  4. Develop understanding and skills in the following types of screening:    hearing, vision, maternal depression, developmental, autism, social-emotional.
  5. Utilize an understanding of child development and behavior in anticipatory guidance, prevention, promotion of resilience, and reduction of risk.
  6. Develop diagnostic assessment and differential diagnosis skills through data collection, requesting and reviewing of educational, speech/language, and psychological testing, and the team process.
  7. Acquire skills in management of common behavior problems and disorders outlined in DSM-5.
  8. Develop skills working with children and families in the assessment process, sharing of information, grief responses, and community supports and resources.
  9. Acquire a background of DBP skills that can be applied to other settings of the Pediatric and Med-Peds residencies, including the Continuity Clinic, hospital rotations, specialty rotations, and the Emergency Department.

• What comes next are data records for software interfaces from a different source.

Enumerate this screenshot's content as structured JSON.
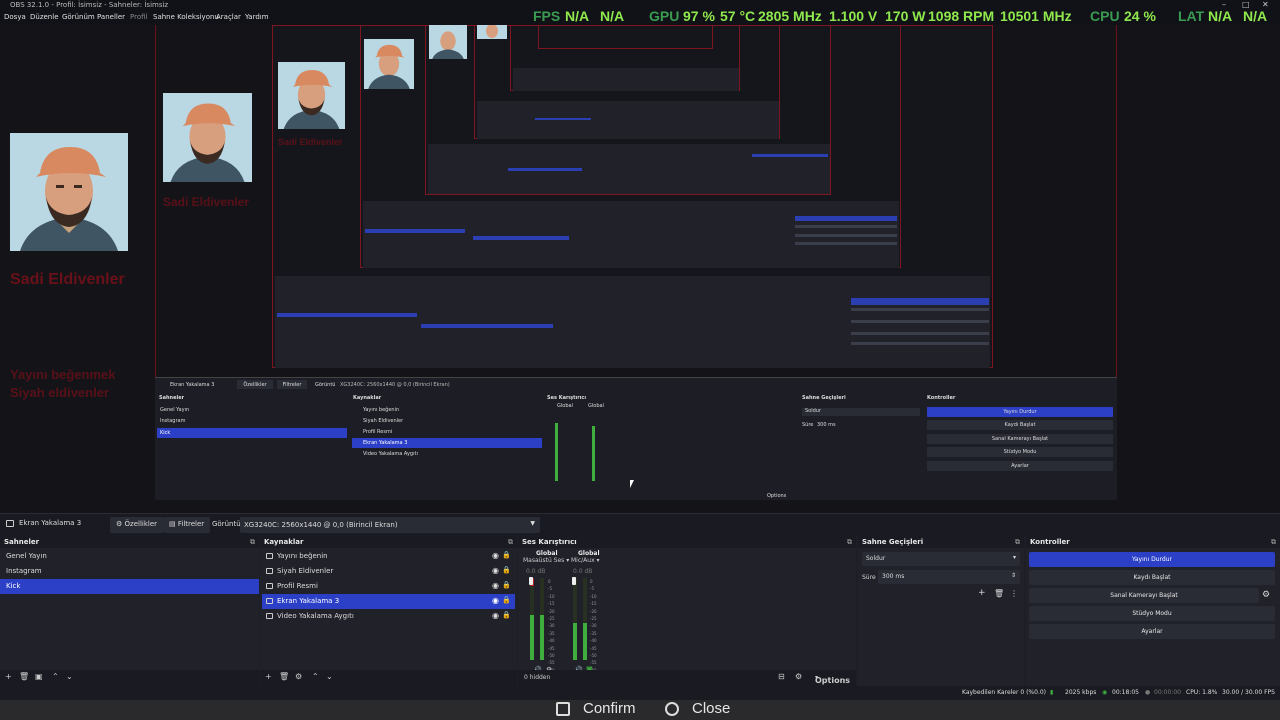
{
  "window": {
    "title": "OBS 32.1.0 - Profil: İsimsiz - Sahneler: İsimsiz",
    "minimize": "–",
    "maximize": "□",
    "close": "✕"
  },
  "menu": [
    "Dosya",
    "Düzenle",
    "Görünüm",
    "Paneller",
    "Profil",
    "Sahne Koleksiyonu",
    "Araçlar",
    "Yardım"
  ],
  "overlay": {
    "fps_label": "FPS",
    "fps_v1": "N/A",
    "fps_v2": "N/A",
    "gpu_label": "GPU",
    "gpu_load": "97 %",
    "gpu_temp": "57 °C",
    "gpu_clock": "2805 MHz",
    "gpu_volt": "1.100 V",
    "gpu_power": "170 W",
    "gpu_fan": "1098 RPM",
    "gpu_mem": "10501 MHz",
    "cpu_label": "CPU",
    "cpu_load": "24 %",
    "lat_label": "LAT",
    "lat_v1": "N/A",
    "lat_v2": "N/A"
  },
  "preview": {
    "red_name": "Sadi Eldivenler",
    "red_line2": "Yayını beğenmek",
    "red_line3": "Siyah eldivenler"
  },
  "nested": {
    "context_source": "Ekran Yakalama 3",
    "props": "Özellikler",
    "filters": "Filtreler",
    "display_label": "Görüntü",
    "display_value": "XG3240C: 2560x1440 @ 0,0 (Birincil Ekran)",
    "scenes_title": "Sahneler",
    "sources_title": "Kaynaklar",
    "mixer_title": "Ses Karıştırıcı",
    "transitions_title": "Sahne Geçişleri",
    "controls_title": "Kontroller",
    "scenes": [
      "Genel Yayın",
      "Instagram",
      "Kick"
    ],
    "sources": [
      "Yayını beğenin",
      "Siyah Eldivenler",
      "Profil Resmi",
      "Ekran Yakalama 3",
      "Video Yakalama Aygıtı"
    ],
    "transition": "Soldur",
    "duration_label": "Süre",
    "duration": "300 ms",
    "controls": [
      "Yayını Durdur",
      "Kaydı Başlat",
      "Sanal Kamerayı Başlat",
      "Stüdyo Modu",
      "Ayarlar"
    ],
    "options": "Options",
    "hidden": "0 hidden",
    "ch_global": "Global",
    "dev1": "Masaüstü Ses",
    "dev2": "Mic/Aux",
    "db": "0.0 dB"
  },
  "context_bar": {
    "source_name": "Ekran Yakalama 3",
    "properties": "Özellikler",
    "filters": "Filtreler",
    "display_label": "Görüntü",
    "display_value": "XG3240C: 2560x1440 @ 0,0 (Birincil Ekran)"
  },
  "scenes": {
    "title": "Sahneler",
    "items": [
      {
        "label": "Genel Yayın",
        "selected": false
      },
      {
        "label": "Instagram",
        "selected": false
      },
      {
        "label": "Kick",
        "selected": true
      }
    ]
  },
  "sources": {
    "title": "Kaynaklar",
    "items": [
      {
        "label": "Yayını beğenin",
        "selected": false
      },
      {
        "label": "Siyah Eldivenler",
        "selected": false
      },
      {
        "label": "Profil Resmi",
        "selected": false
      },
      {
        "label": "Ekran Yakalama 3",
        "selected": true
      },
      {
        "label": "Video Yakalama Aygıtı",
        "selected": false
      }
    ]
  },
  "mixer": {
    "title": "Ses Karıştırıcı",
    "channels": [
      {
        "scope": "Global",
        "device": "Masaüstü Ses",
        "db": "0.0 dB",
        "level": 0.55
      },
      {
        "scope": "Global",
        "device": "Mic/Aux",
        "db": "0.0 dB",
        "level": 0.45
      }
    ],
    "scale": [
      "0",
      "-5",
      "-10",
      "-15",
      "-20",
      "-25",
      "-30",
      "-35",
      "-40",
      "-45",
      "-50",
      "-55",
      "-60"
    ],
    "hidden": "0 hidden",
    "options": "Options"
  },
  "transitions": {
    "title": "Sahne Geçişleri",
    "selected": "Soldur",
    "duration_label": "Süre",
    "duration": "300 ms"
  },
  "controls": {
    "title": "Kontroller",
    "buttons": [
      "Yayını Durdur",
      "Kaydı Başlat",
      "Sanal Kamerayı Başlat",
      "Stüdyo Modu",
      "Ayarlar"
    ]
  },
  "status": {
    "dropped": "Kaybedilen Kareler 0 (%0.0)",
    "bitrate": "2025 kbps",
    "stream_time": "00:18:05",
    "rec_time": "00:00:00",
    "cpu": "CPU: 1.8%",
    "fps": "30.00 / 30.00 FPS"
  },
  "prompt": {
    "confirm": "Confirm",
    "close": "Close"
  },
  "colors": {
    "accent": "#2b3fc7",
    "background": "#1e1f26",
    "meter_green": "#3fae3f",
    "overlay_green": "#8fe84d"
  }
}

The Resident Training Program in Developmental-Behavioral Pediatrics is part of the Pediatric Residency Program at the University of Minnesota. The Pediatric Residency Program offers a diverse and comprehensive training experience that prepares pediatricians for the 21st century. For information, contact:

Dr. Emily Borman-Shoap
Director, Pediatric Residency Program
Pediatric Education Office
2450 Riverside Ave.
East Building, Room M136
Minneapolis, MN 55454
Phone: (612) 624-4477
Fax: (612) 626-7042
borm0029@umn.edu

Katherine Murray, MD, MPH, Director
Alex Prince, Rotation Coordinator
Resident Training Program in Developmental-Behavioral Pediatrics
Division of General Pediatrics and Adolescent Health
717 Delaware St SE
Minneapolis, MN 55414-2959
Phone: (612) 626-1980
Fax: (612) 626-2134
princ092@umn.edu